## Action item
In your copy, drop the images and return each record exactly as it stands.

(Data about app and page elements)
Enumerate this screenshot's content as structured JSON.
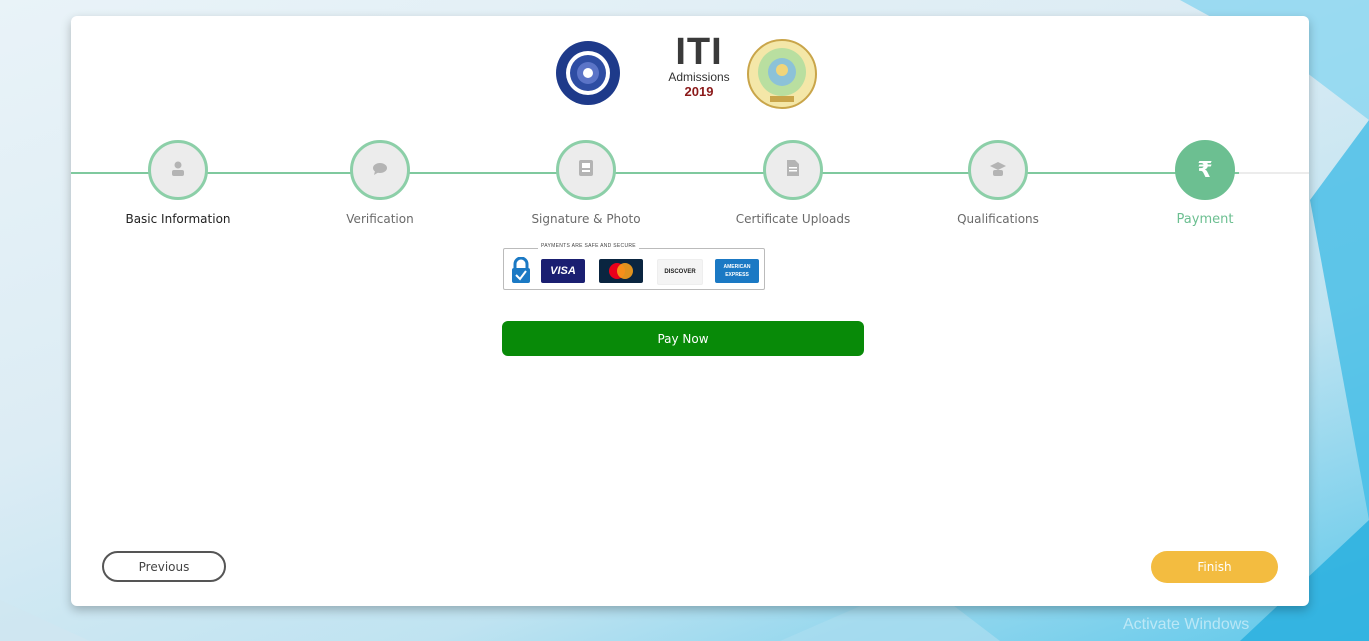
{
  "header": {
    "title_big": "ITI",
    "title_sub": "Admissions",
    "title_year": "2019"
  },
  "steps": [
    {
      "label": "Basic Information",
      "icon": "user-icon",
      "state": "done"
    },
    {
      "label": "Verification",
      "icon": "chat-icon",
      "state": "pending"
    },
    {
      "label": "Signature & Photo",
      "icon": "id-card-icon",
      "state": "pending"
    },
    {
      "label": "Certificate Uploads",
      "icon": "document-icon",
      "state": "pending"
    },
    {
      "label": "Qualifications",
      "icon": "graduate-icon",
      "state": "pending"
    },
    {
      "label": "Payment",
      "icon": "rupee-icon",
      "state": "current",
      "symbol": "₹"
    }
  ],
  "payment": {
    "secure_caption": "PAYMENTS ARE SAFE AND SECURE",
    "cards": [
      {
        "name": "visa-logo",
        "text": "VISA"
      },
      {
        "name": "mastercard-logo",
        "text": "MasterCard"
      },
      {
        "name": "discover-logo",
        "text": "DISCOVER"
      },
      {
        "name": "amex-logo",
        "text": "AMERICAN EXPRESS"
      }
    ],
    "pay_label": "Pay Now"
  },
  "nav": {
    "previous_label": "Previous",
    "finish_label": "Finish"
  },
  "watermark": "Activate Windows",
  "colors": {
    "accent_green": "#6cbf91",
    "pay_green": "#088a08",
    "finish_yellow": "#f3bc40"
  }
}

## Completed task
Enumerate this screenshot's content as structured JSON.
{
  "header": {
    "title_big": "ITI",
    "title_sub": "Admissions",
    "title_year": "2019"
  },
  "steps": [
    {
      "label": "Basic Information",
      "icon": "user-icon",
      "state": "done"
    },
    {
      "label": "Verification",
      "icon": "chat-icon",
      "state": "pending"
    },
    {
      "label": "Signature & Photo",
      "icon": "id-card-icon",
      "state": "pending"
    },
    {
      "label": "Certificate Uploads",
      "icon": "document-icon",
      "state": "pending"
    },
    {
      "label": "Qualifications",
      "icon": "graduate-icon",
      "state": "pending"
    },
    {
      "label": "Payment",
      "icon": "rupee-icon",
      "state": "current",
      "symbol": "₹"
    }
  ],
  "payment": {
    "secure_caption": "PAYMENTS ARE SAFE AND SECURE",
    "cards": [
      {
        "name": "visa-logo",
        "text": "VISA"
      },
      {
        "name": "mastercard-logo",
        "text": "MasterCard"
      },
      {
        "name": "discover-logo",
        "text": "DISCOVER"
      },
      {
        "name": "amex-logo",
        "text": "AMERICAN EXPRESS"
      }
    ],
    "pay_label": "Pay Now"
  },
  "nav": {
    "previous_label": "Previous",
    "finish_label": "Finish"
  },
  "watermark": "Activate Windows",
  "colors": {
    "accent_green": "#6cbf91",
    "pay_green": "#088a08",
    "finish_yellow": "#f3bc40"
  }
}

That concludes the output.